Lee Ho Fook was founded by Victor Liong, Peter Bartholomew and David Mackintosh in 2013.
Trading Plates recently spoke to Liong to find out more about the inception of one of Melbourne’s favourite Chinese restaurants and how they create their signature taste.
Trading Plates: How did you come up with the idea for Lee Ho Fook?
Victor Liong: We wanted to create a cool, new style Chinese restaurant and we had a great little space on Smith Street in Collingwood. The concept of the restaurant was to cook a new brand style of Chinese food, in a vibrant and exciting dining room, with food that drew inspiration from all over China.
In 2015 we moved the restaurant into the current location in Duckboard Place in the CBD. We are housed in a 1920’s woolstore and while the concept remains relatively the same, we have a more diverse wine offering and a more polished space.
TP: What is your food background?
VL: I’m originally from Sydney, training at three hatted Marque restaurant with Mark Best (also of Pei Modern in Sydney and Melbourne), and then working with Dan Hong at the exciting, casual, Pan Asian eatery MsG’s, before eventually helping to open the giant Canto-Chinese restaurant Mr Wong.
I moved to Melbourne in 2013, worked briefly at the Town Mouse, Rosa’s Kitchen and Movida Aqui before opening Lee Ho Fook.
TP: How are the dishes devised?
VL: It’s usually quite a long process. We get inspired by travel, food, seasons, and produce and then we research the traditional methods of cookery in Chinese and other cultures to understand the best qualities of the dish and ingredients.
We then test the recipe and see if it works in the aesthetic of the restaurant, and also to see if any innovative ideas or processes come up while we run the dish. Then we tweak and refine it and then it goes on the specials menu, to test the market demand. If it’s a viable dish it then makes it onto the menu.
TP: Where do you source your produce from? What things are important to you when choosing ingredients?
VL: We work closely with growers and suppliers to maintain a consistency of supply and quality of product. We tend not to use produce that isn’t consistent or of small supply, this avoids customer dissatisfaction and offers a more stable offering for us.
It’s important to use a quality ingredient, the cooking we do is quite precise and is also very pared back to there isn’t much to hide behind, and if the cooking is good and the produce is good, we can’t help but make great dish.
TP: How often does the menu change?
VL: The menu at Lee Ho Fook changes depending on the availability of the produce, but there are a few menu items that will always remain. I like the idea of going to a restaurant and knowing they have your favourite dishes on the menu.
The peripheral menu items change depending on the sensitivity of the season, and if they’re good, we bring them back and the dish becomes a new classic.
TP: What are the most popular meals and drinks on your menu?

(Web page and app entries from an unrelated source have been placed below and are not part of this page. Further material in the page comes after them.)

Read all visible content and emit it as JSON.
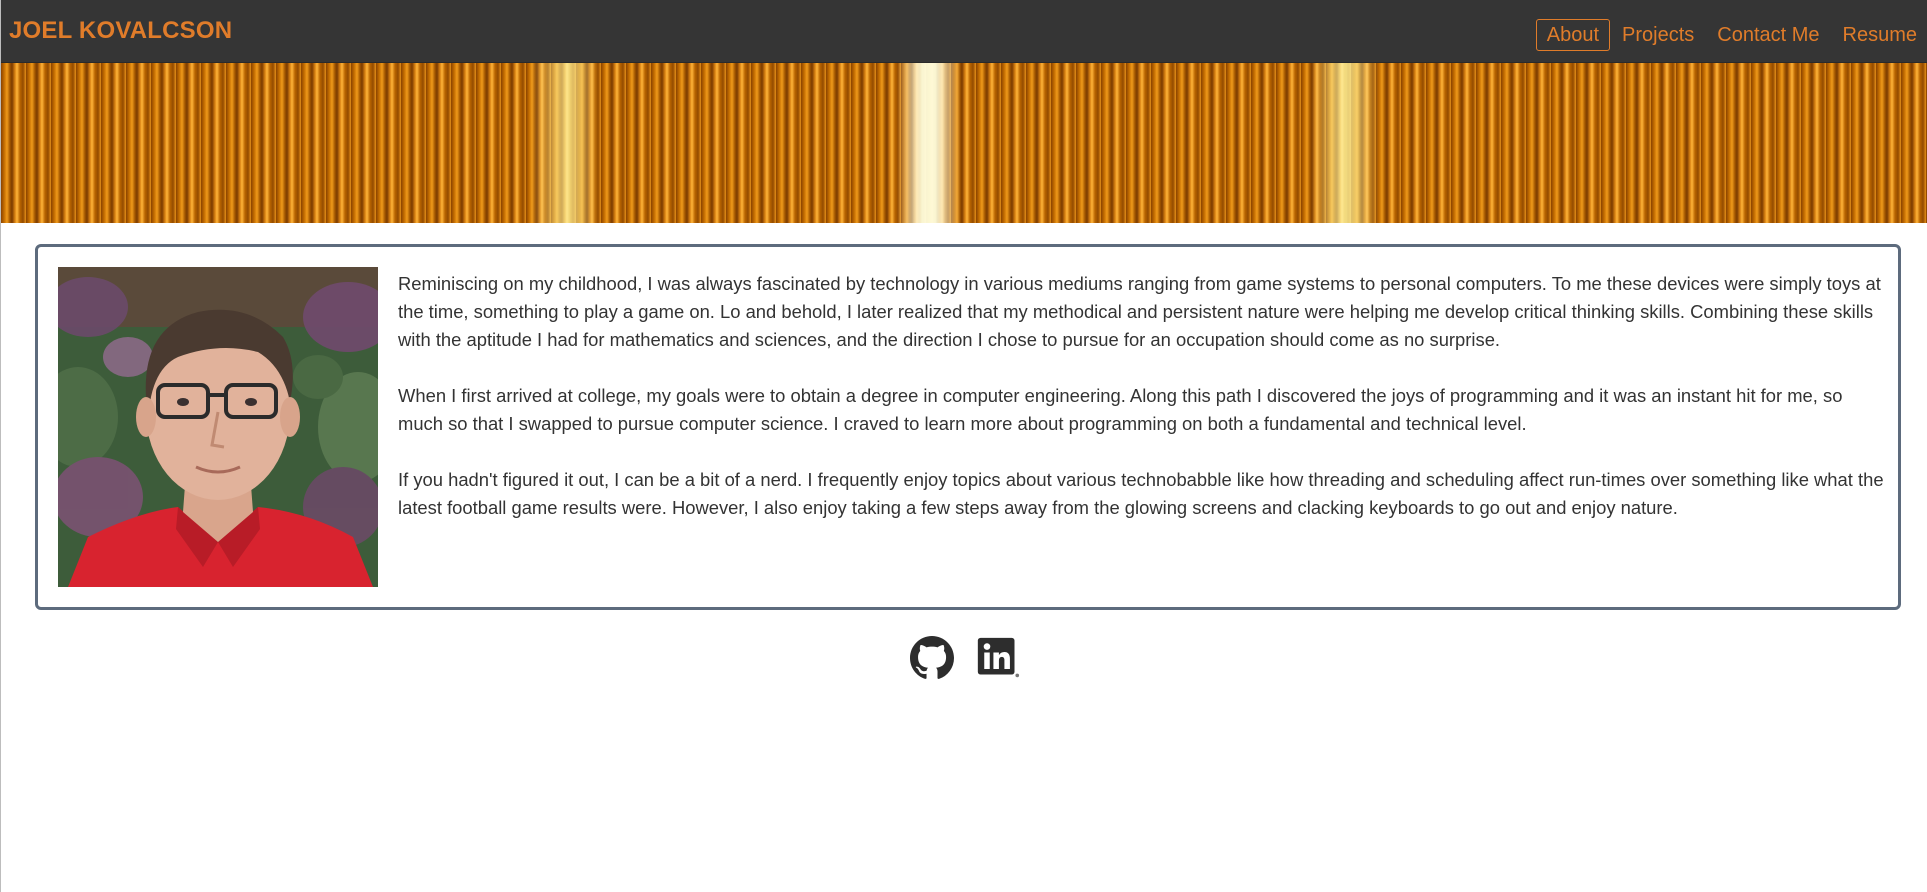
{
  "header": {
    "brand": "JOEL KOVALCSON",
    "nav": [
      {
        "label": "About",
        "active": true
      },
      {
        "label": "Projects",
        "active": false
      },
      {
        "label": "Contact Me",
        "active": false
      },
      {
        "label": "Resume",
        "active": false
      }
    ]
  },
  "about": {
    "paragraphs": [
      "Reminiscing on my childhood, I was always fascinated by technology in various mediums ranging from game systems to personal computers. To me these devices were simply toys at the time, something to play a game on. Lo and behold, I later realized that my methodical and persistent nature were helping me develop critical thinking skills. Combining these skills with the aptitude I had for mathematics and sciences, and the direction I chose to pursue for an occupation should come as no surprise.",
      "When I first arrived at college, my goals were to obtain a degree in computer engineering. Along this path I discovered the joys of programming and it was an instant hit for me, so much so that I swapped to pursue computer science. I craved to learn more about programming on both a fundamental and technical level.",
      "If you hadn't figured it out, I can be a bit of a nerd. I frequently enjoy topics about various technobabble like how threading and scheduling affect run-times over something like what the latest football game results were. However, I also enjoy taking a few steps away from the glowing screens and clacking keyboards to go out and enjoy nature."
    ]
  },
  "social": {
    "icons": [
      "github-icon",
      "linkedin-icon"
    ]
  },
  "colors": {
    "accent": "#e07c2a",
    "navbar": "#353535",
    "card_border": "#5d6b7d",
    "text": "#333333"
  }
}
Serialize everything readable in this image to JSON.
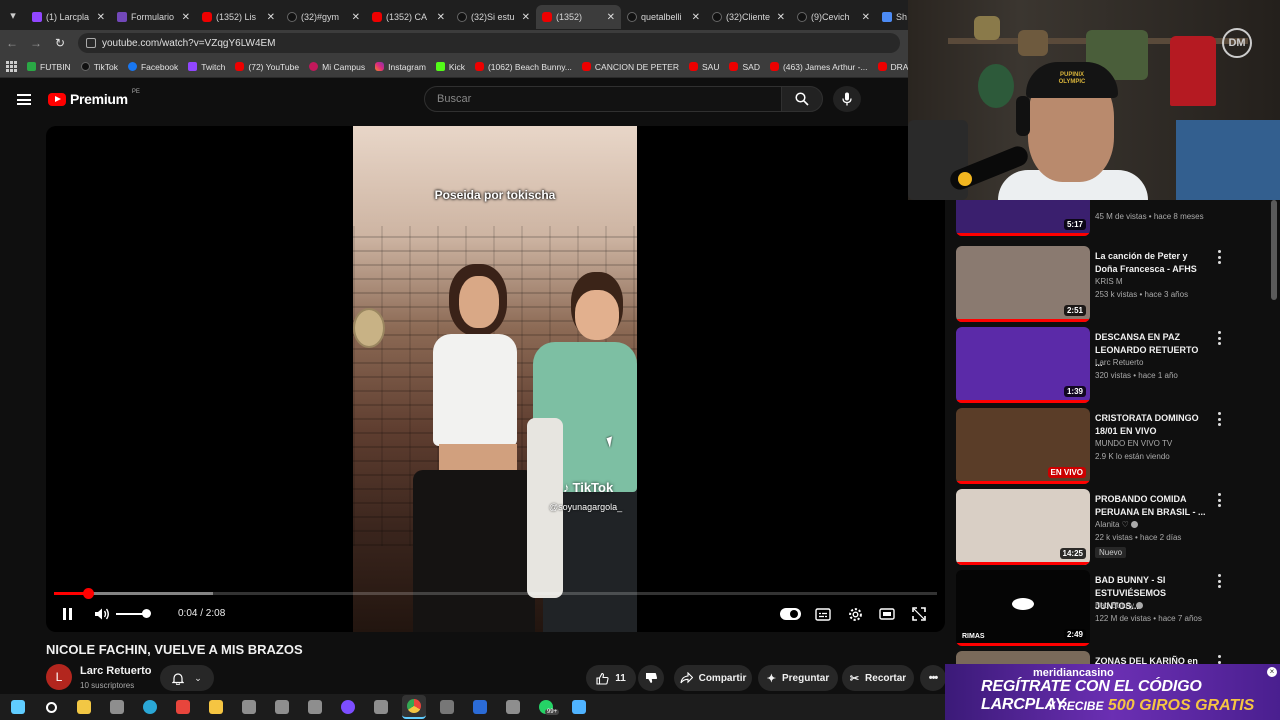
{
  "browser": {
    "tabs": [
      {
        "label": "(1) Larcpla",
        "icon": "twitch-icon",
        "active": false
      },
      {
        "label": "Formulario",
        "icon": "forms-icon",
        "active": false
      },
      {
        "label": "(1352) Lis",
        "icon": "youtube-icon",
        "active": false
      },
      {
        "label": "(32)#gym",
        "icon": "tiktok-icon",
        "active": false
      },
      {
        "label": "(1352) CA",
        "icon": "youtube-icon",
        "active": false
      },
      {
        "label": "(32)Si estu",
        "icon": "tiktok-icon",
        "active": false
      },
      {
        "label": "(1352)",
        "icon": "youtube-icon",
        "active": true
      },
      {
        "label": "quetalbelli",
        "icon": "tiktok-icon",
        "active": false
      },
      {
        "label": "(32)Cliente",
        "icon": "tiktok-icon",
        "active": false
      },
      {
        "label": "(9)Cevich",
        "icon": "tiktok-icon",
        "active": false
      },
      {
        "label": "Sh",
        "icon": "docs-icon",
        "active": false
      }
    ],
    "url": "youtube.com/watch?v=VZqgY6LW4EM",
    "bookmarks": [
      {
        "label": "FUTBIN",
        "icon": "futbin-icon"
      },
      {
        "label": "TikTok",
        "icon": "tiktok-icon"
      },
      {
        "label": "Facebook",
        "icon": "facebook-icon"
      },
      {
        "label": "Twitch",
        "icon": "twitch-icon"
      },
      {
        "label": "(72) YouTube",
        "icon": "youtube-icon"
      },
      {
        "label": "Mi Campus",
        "icon": "campus-icon"
      },
      {
        "label": "Instagram",
        "icon": "instagram-icon"
      },
      {
        "label": "Kick",
        "icon": "kick-icon"
      },
      {
        "label": "(1062) Beach Bunny...",
        "icon": "youtube-icon"
      },
      {
        "label": "CANCION DE PETER",
        "icon": "youtube-icon"
      },
      {
        "label": "SAU",
        "icon": "youtube-icon"
      },
      {
        "label": "SAD",
        "icon": "youtube-icon"
      },
      {
        "label": "(463) James Arthur -...",
        "icon": "youtube-icon"
      },
      {
        "label": "DRAGO",
        "icon": "youtube-icon"
      }
    ]
  },
  "youtube": {
    "logo_text": "Premium",
    "country_code": "PE",
    "search_placeholder": "Buscar"
  },
  "player": {
    "overlay_text": "Poseida por tokischa",
    "watermark": "TikTok",
    "watermark_handle": "@soyunagargola_",
    "time_display": "0:04 / 2:08",
    "progress": 0.038,
    "buffered": 0.18,
    "volume": 1.0
  },
  "video": {
    "title": "NICOLE FACHIN, VUELVE A MIS BRAZOS",
    "channel": "Larc Retuerto",
    "channel_initial": "L",
    "subscribers": "10 suscriptores",
    "likes": "11",
    "share_label": "Compartir",
    "ask_label": "Preguntar",
    "clip_label": "Recortar"
  },
  "webcam": {
    "cap_text": "PUPINIX OLYMPIC",
    "logo": "DM"
  },
  "recommendations": [
    {
      "title": "",
      "channel": "",
      "meta": "45 M de vistas • hace 8 meses",
      "duration": "5:17",
      "live": false,
      "new": false,
      "partial": true,
      "thumb_color": "#3a1f6e"
    },
    {
      "title": "La canción de Peter y Doña Francesca - AFHS",
      "channel": "KRIS M",
      "meta": "253 k vistas • hace 3 años",
      "duration": "2:51",
      "live": false,
      "new": false,
      "thumb_color": "#8a7a70"
    },
    {
      "title": "DESCANSA EN PAZ LEONARDO RETUERTO ...",
      "channel": "Larc Retuerto",
      "meta": "320 vistas • hace 1 año",
      "duration": "1:39",
      "live": false,
      "new": false,
      "thumb_color": "#5b2aa8"
    },
    {
      "title": "CRISTORATA DOMINGO 18/01 EN VIVO",
      "channel": "MUNDO EN VIVO TV",
      "meta": "2.9 K lo están viendo",
      "duration": "EN VIVO",
      "live": true,
      "new": false,
      "thumb_color": "#5a3d28"
    },
    {
      "title": "PROBANDO COMIDA PERUANA EN BRASIL - ...",
      "channel": "Alanita ♡",
      "meta": "22 k vistas • hace 2 días",
      "duration": "14:25",
      "live": false,
      "new": true,
      "new_label": "Nuevo",
      "thumb_color": "#d9cfc5"
    },
    {
      "title": "BAD BUNNY - SI ESTUVIÉSEMOS JUNTOS...",
      "channel": "Bad Bunny",
      "meta": "122 M de vistas • hace 7 años",
      "duration": "2:49",
      "live": false,
      "new": false,
      "thumb_label": "RIMAS",
      "thumb_color": "#050505"
    },
    {
      "title": "ZONAS DEL KARIÑO en",
      "channel": "",
      "meta": "",
      "duration": "",
      "live": false,
      "new": false,
      "partial": true,
      "thumb_color": "#7a6a5a"
    }
  ],
  "ad": {
    "brand": "meridiancasino",
    "line1_prefix": "REGÍTRATE CON EL CÓDIGO",
    "code": "LARCPLAY",
    "line2_prefix": "Y RECIBE",
    "line2_highlight": "500 GIROS GRATIS"
  },
  "taskbar": {
    "icons": [
      "windows-icon",
      "search-icon",
      "store-icon",
      "app-icon",
      "edge-icon",
      "media-icon",
      "explorer-icon",
      "app-icon",
      "app-icon",
      "app-icon",
      "discord-icon",
      "app-icon",
      "chrome-icon",
      "calculator-icon",
      "word-icon",
      "app-icon",
      "whatsapp-icon",
      "photos-icon"
    ],
    "whatsapp_badge": "99+"
  },
  "colors": {
    "accent": "#ff0000",
    "bg": "#0f0f0f",
    "chip": "#272727"
  }
}
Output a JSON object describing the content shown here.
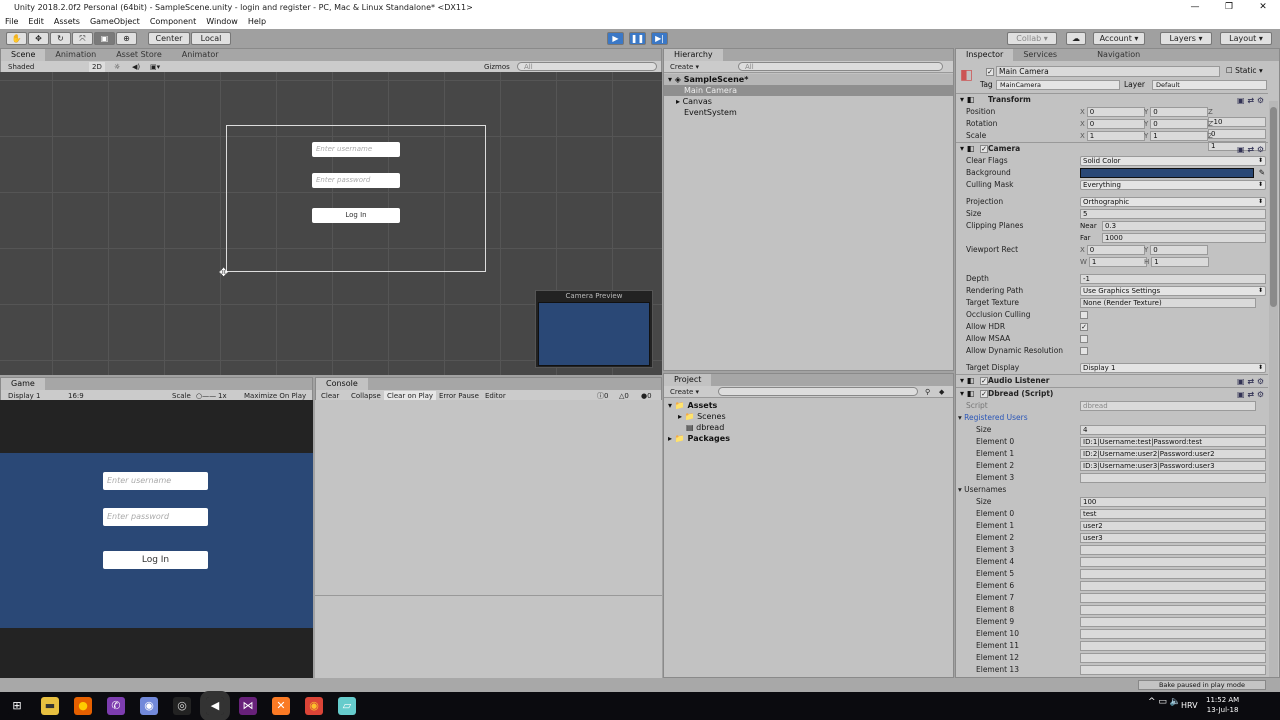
{
  "window": {
    "title": "Unity 2018.2.0f2 Personal (64bit) - SampleScene.unity - login and register - PC, Mac & Linux Standalone* <DX11>",
    "minimize": "—",
    "restore": "❐",
    "close": "✕"
  },
  "menu": [
    "File",
    "Edit",
    "Assets",
    "GameObject",
    "Component",
    "Window",
    "Help"
  ],
  "toolbar": {
    "pivot": "Center",
    "space": "Local",
    "collab": "Collab",
    "account": "Account",
    "layers": "Layers",
    "layout": "Layout",
    "play_state": "playing-paused"
  },
  "scene": {
    "tabs": [
      "Scene",
      "Animation",
      "Asset Store",
      "Animator"
    ],
    "shading": "Shaded",
    "mode2d": "2D",
    "gizmos": "Gizmos",
    "search_placeholder": "All",
    "username_placeholder": "Enter username",
    "password_placeholder": "Enter password",
    "login_label": "Log In",
    "camera_preview_title": "Camera Preview"
  },
  "game": {
    "tab": "Game",
    "display": "Display 1",
    "aspect": "16:9",
    "scale_label": "Scale",
    "scale_value": "1x",
    "maximize": "Maximize On Play",
    "username_placeholder": "Enter username",
    "password_placeholder": "Enter password",
    "login_label": "Log In",
    "bg_color": "#2a4876"
  },
  "console": {
    "tab": "Console",
    "buttons": [
      "Clear",
      "Collapse",
      "Clear on Play",
      "Error Pause",
      "Editor"
    ],
    "info_count": "0",
    "warn_count": "0",
    "error_count": "0"
  },
  "hierarchy": {
    "tab": "Hierarchy",
    "create": "Create",
    "search_placeholder": "All",
    "scene": "SampleScene*",
    "items": [
      "Main Camera",
      "Canvas",
      "EventSystem"
    ]
  },
  "project": {
    "tab": "Project",
    "create": "Create",
    "items": [
      "Assets",
      "Scenes",
      "dbread",
      "Packages"
    ]
  },
  "inspector": {
    "tabs": [
      "Inspector",
      "Services",
      "Navigation"
    ],
    "object_name": "Main Camera",
    "static_label": "Static",
    "tag_label": "Tag",
    "tag": "MainCamera",
    "layer_label": "Layer",
    "layer": "Default",
    "rows": [
      {
        "type": "head",
        "label": "Transform"
      },
      {
        "type": "vec3",
        "label": "Position",
        "x": "0",
        "y": "0",
        "z": "-10"
      },
      {
        "type": "vec3",
        "label": "Rotation",
        "x": "0",
        "y": "0",
        "z": "0"
      },
      {
        "type": "vec3",
        "label": "Scale",
        "x": "1",
        "y": "1",
        "z": "1"
      },
      {
        "type": "head",
        "label": "Camera"
      },
      {
        "type": "dd",
        "label": "Clear Flags",
        "value": "Solid Color"
      },
      {
        "type": "color",
        "label": "Background",
        "value": "#2a4876"
      },
      {
        "type": "dd",
        "label": "Culling Mask",
        "value": "Everything"
      },
      {
        "type": "gap"
      },
      {
        "type": "dd",
        "label": "Projection",
        "value": "Orthographic"
      },
      {
        "type": "field",
        "label": "Size",
        "value": "5"
      },
      {
        "type": "pre",
        "label": "Clipping Planes",
        "prefix": "Near",
        "value": "0.3"
      },
      {
        "type": "pre",
        "label": "",
        "prefix": "Far",
        "value": "1000"
      },
      {
        "type": "vec2",
        "label": "Viewport Rect",
        "a": "X",
        "av": "0",
        "b": "Y",
        "bv": "0"
      },
      {
        "type": "vec2",
        "label": "",
        "a": "W",
        "av": "1",
        "b": "H",
        "bv": "1"
      },
      {
        "type": "gap"
      },
      {
        "type": "field",
        "label": "Depth",
        "value": "-1"
      },
      {
        "type": "dd",
        "label": "Rendering Path",
        "value": "Use Graphics Settings"
      },
      {
        "type": "field",
        "label": "Target Texture",
        "value": "None (Render Texture)"
      },
      {
        "type": "check",
        "label": "Occlusion Culling",
        "checked": false
      },
      {
        "type": "check",
        "label": "Allow HDR",
        "checked": true
      },
      {
        "type": "check",
        "label": "Allow MSAA",
        "checked": false
      },
      {
        "type": "check",
        "label": "Allow Dynamic Resolution",
        "checked": false
      },
      {
        "type": "gap"
      },
      {
        "type": "dd",
        "label": "Target Display",
        "value": "Display 1"
      },
      {
        "type": "head",
        "label": "Audio Listener"
      },
      {
        "type": "head",
        "label": "Dbread (Script)"
      },
      {
        "type": "field",
        "label": "Script",
        "value": "dbread",
        "dim": true
      },
      {
        "type": "section",
        "label": "Registered Users",
        "blue": true
      },
      {
        "type": "field",
        "label": "Size",
        "value": "4",
        "indent": true
      },
      {
        "type": "field",
        "label": "Element 0",
        "value": "ID:1|Username:test|Password:test",
        "indent": true
      },
      {
        "type": "field",
        "label": "Element 1",
        "value": "ID:2|Username:user2|Password:user2",
        "indent": true
      },
      {
        "type": "field",
        "label": "Element 2",
        "value": "ID:3|Username:user3|Password:user3",
        "indent": true
      },
      {
        "type": "field",
        "label": "Element 3",
        "value": "",
        "indent": true
      },
      {
        "type": "section",
        "label": "Usernames"
      },
      {
        "type": "field",
        "label": "Size",
        "value": "100",
        "indent": true
      },
      {
        "type": "field",
        "label": "Element 0",
        "value": "test",
        "indent": true
      },
      {
        "type": "field",
        "label": "Element 1",
        "value": "user2",
        "indent": true
      },
      {
        "type": "field",
        "label": "Element 2",
        "value": "user3",
        "indent": true
      },
      {
        "type": "field",
        "label": "Element 3",
        "value": "",
        "indent": true
      },
      {
        "type": "field",
        "label": "Element 4",
        "value": "",
        "indent": true
      },
      {
        "type": "field",
        "label": "Element 5",
        "value": "",
        "indent": true
      },
      {
        "type": "field",
        "label": "Element 6",
        "value": "",
        "indent": true
      },
      {
        "type": "field",
        "label": "Element 7",
        "value": "",
        "indent": true
      },
      {
        "type": "field",
        "label": "Element 8",
        "value": "",
        "indent": true
      },
      {
        "type": "field",
        "label": "Element 9",
        "value": "",
        "indent": true
      },
      {
        "type": "field",
        "label": "Element 10",
        "value": "",
        "indent": true
      },
      {
        "type": "field",
        "label": "Element 11",
        "value": "",
        "indent": true
      },
      {
        "type": "field",
        "label": "Element 12",
        "value": "",
        "indent": true
      },
      {
        "type": "field",
        "label": "Element 13",
        "value": "",
        "indent": true
      }
    ]
  },
  "status": {
    "message": "Bake paused in play mode"
  },
  "taskbar": {
    "apps": [
      "windows-start",
      "file-explorer",
      "firefox",
      "viber",
      "discord",
      "obs",
      "unity",
      "visual-studio",
      "xampp",
      "chrome",
      "notepad"
    ],
    "tray_lang": "HRV",
    "time": "11:52 AM",
    "date": "13-Jul-18"
  }
}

VL: When at Lee Ho Fook you must have the eggplant! I’d be lynched if I ever took it off the menu, it’s a great dish and I’m very proud of it. It’s a perfect showcase of what the restaurant stands for – innovative and refined Chinese classic flavours presented simply and stylishly.
The beverage offering is diverse at Lee Ho Fook, we sell a great variety of wines from both new and old world, and from both classically made and minimally intervened.
TP: What is your favourite dish and drink?
VL: I love Chinese food! On my days off I eat some kind of seafood with ginger and spring onion and drink Vin Juane from the Jura region in France – the perfect match!
TP: What do you feel is your point of difference from other restaurants?